Reproduce the entries that follow exactly. No picture should appear in the result.

"""

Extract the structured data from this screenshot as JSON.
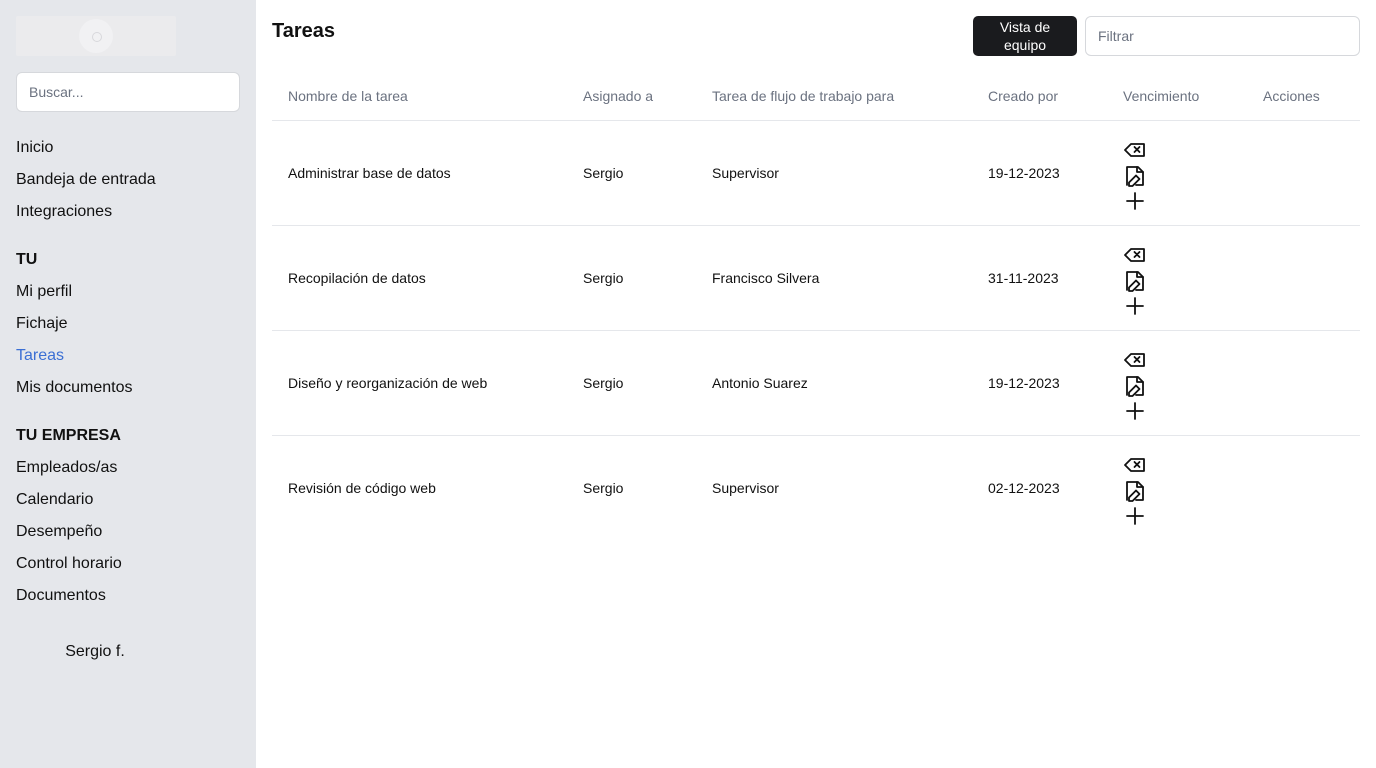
{
  "sidebar": {
    "search_placeholder": "Buscar...",
    "nav_main": [
      "Inicio",
      "Bandeja de entrada",
      "Integraciones"
    ],
    "section_you": "TU",
    "nav_you": [
      "Mi perfil",
      "Fichaje",
      "Tareas",
      "Mis documentos"
    ],
    "section_company": "TU EMPRESA",
    "nav_company": [
      "Empleados/as",
      "Calendario",
      "Desempeño",
      "Control horario",
      "Documentos"
    ],
    "active_item": "Tareas",
    "user_name": "Sergio f."
  },
  "header": {
    "title": "Tareas",
    "team_view_label": "Vista de equipo",
    "filter_placeholder": "Filtrar"
  },
  "table": {
    "columns": [
      "Nombre de la tarea",
      "Asignado a",
      "Tarea de flujo de trabajo para",
      "Creado por",
      "Vencimiento",
      "Acciones"
    ],
    "rows": [
      {
        "name": "Administrar base de datos",
        "assigned": "Sergio",
        "workflow_for": "Supervisor",
        "date": "19-12-2023"
      },
      {
        "name": "Recopilación de datos",
        "assigned": "Sergio",
        "workflow_for": "Francisco Silvera",
        "date": "31-11-2023"
      },
      {
        "name": "Diseño y reorganización de web",
        "assigned": "Sergio",
        "workflow_for": "Antonio Suarez",
        "date": "19-12-2023"
      },
      {
        "name": "Revisión de código web",
        "assigned": "Sergio",
        "workflow_for": "Supervisor",
        "date": "02-12-2023"
      }
    ],
    "row_action_icons": [
      "backspace-delete-icon",
      "file-edit-icon",
      "plus-icon"
    ]
  },
  "colors": {
    "sidebar_bg": "#e5e7eb",
    "active_link": "#3b6fd4",
    "primary_button": "#1a1b1e",
    "header_text": "#6b7280",
    "divider": "#e5e7eb"
  }
}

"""

- [EXERCISE RESPONSE]:
Extract the structured data from this screenshot as JSON.
{
  "sidebar": {
    "search_placeholder": "Buscar...",
    "nav_main": [
      "Inicio",
      "Bandeja de entrada",
      "Integraciones"
    ],
    "section_you": "TU",
    "nav_you": [
      "Mi perfil",
      "Fichaje",
      "Tareas",
      "Mis documentos"
    ],
    "section_company": "TU EMPRESA",
    "nav_company": [
      "Empleados/as",
      "Calendario",
      "Desempeño",
      "Control horario",
      "Documentos"
    ],
    "active_item": "Tareas",
    "user_name": "Sergio f."
  },
  "header": {
    "title": "Tareas",
    "team_view_label": "Vista de equipo",
    "filter_placeholder": "Filtrar"
  },
  "table": {
    "columns": [
      "Nombre de la tarea",
      "Asignado a",
      "Tarea de flujo de trabajo para",
      "Creado por",
      "Vencimiento",
      "Acciones"
    ],
    "rows": [
      {
        "name": "Administrar base de datos",
        "assigned": "Sergio",
        "workflow_for": "Supervisor",
        "date": "19-12-2023"
      },
      {
        "name": "Recopilación de datos",
        "assigned": "Sergio",
        "workflow_for": "Francisco Silvera",
        "date": "31-11-2023"
      },
      {
        "name": "Diseño y reorganización de web",
        "assigned": "Sergio",
        "workflow_for": "Antonio Suarez",
        "date": "19-12-2023"
      },
      {
        "name": "Revisión de código web",
        "assigned": "Sergio",
        "workflow_for": "Supervisor",
        "date": "02-12-2023"
      }
    ],
    "row_action_icons": [
      "backspace-delete-icon",
      "file-edit-icon",
      "plus-icon"
    ]
  },
  "colors": {
    "sidebar_bg": "#e5e7eb",
    "active_link": "#3b6fd4",
    "primary_button": "#1a1b1e",
    "header_text": "#6b7280",
    "divider": "#e5e7eb"
  }
}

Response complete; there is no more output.